If a line includes "title", copy it out of the entries.

• [DATA LISTING]
————————

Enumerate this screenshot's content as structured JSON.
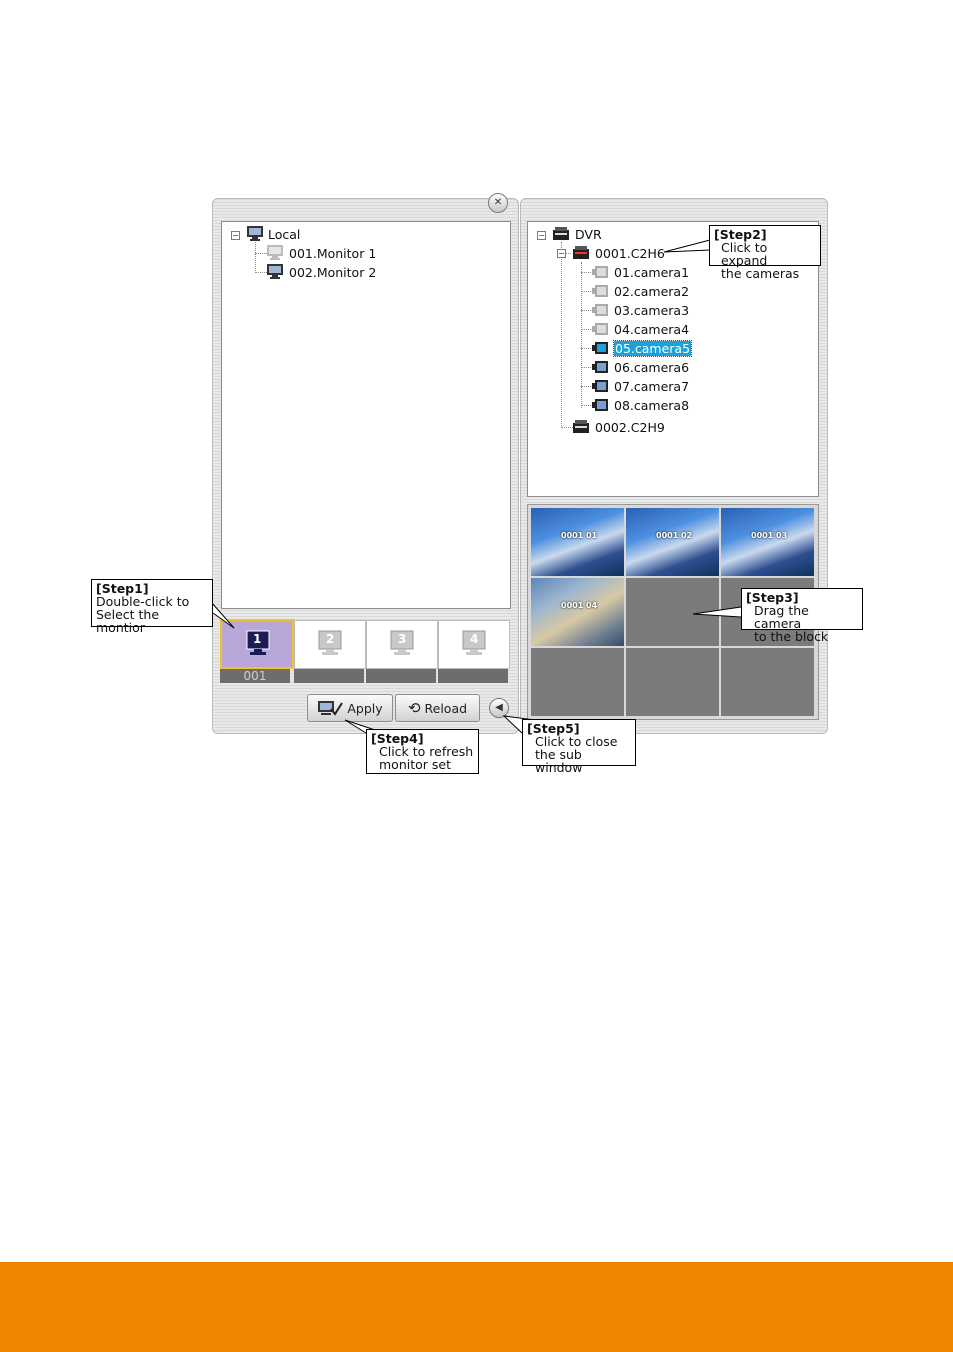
{
  "left_panel": {
    "close_icon": "close-icon",
    "tree": {
      "root": "Local",
      "monitors": [
        "001.Monitor 1",
        "002.Monitor 2"
      ]
    },
    "monitor_slots": [
      "1",
      "2",
      "3",
      "4"
    ],
    "selected_slot_label": "001",
    "apply_label": "Apply",
    "reload_label": "Reload",
    "collapse_icon": "chevron-left-icon"
  },
  "right_panel": {
    "tree": {
      "root": "DVR",
      "device1": "0001.C2H6",
      "cameras": [
        "01.camera1",
        "02.camera2",
        "03.camera3",
        "04.camera4",
        "05.camera5",
        "06.camera6",
        "07.camera7",
        "08.camera8"
      ],
      "selected_camera_index": 4,
      "device2": "0002.C2H9"
    },
    "grid_labels": [
      "0001 01",
      "0001 02",
      "0001 03",
      "0001 04"
    ]
  },
  "callouts": {
    "step1": {
      "title": "[Step1]",
      "line1": "Double-click to",
      "line2": "Select the montior"
    },
    "step2": {
      "title": "[Step2]",
      "line1": "Click to expand",
      "line2": "the cameras"
    },
    "step3": {
      "title": "[Step3]",
      "line1": "Drag the camera",
      "line2": "to the block"
    },
    "step4": {
      "title": "[Step4]",
      "line1": "Click to refresh",
      "line2": "monitor set"
    },
    "step5": {
      "title": "[Step5]",
      "line1": "Click to close",
      "line2": "the sub window"
    }
  },
  "colors": {
    "footer": "#ef8400",
    "selection": "#1ba3d9",
    "active_slot": "#b8a7d8",
    "active_border": "#f3c227"
  }
}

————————

• [REPLY]
      "title": "[Step1]",
      "title": "[Step2]",
      "title": "[Step3]",
      "title": "[Step4]",
      "title": "[Step5]",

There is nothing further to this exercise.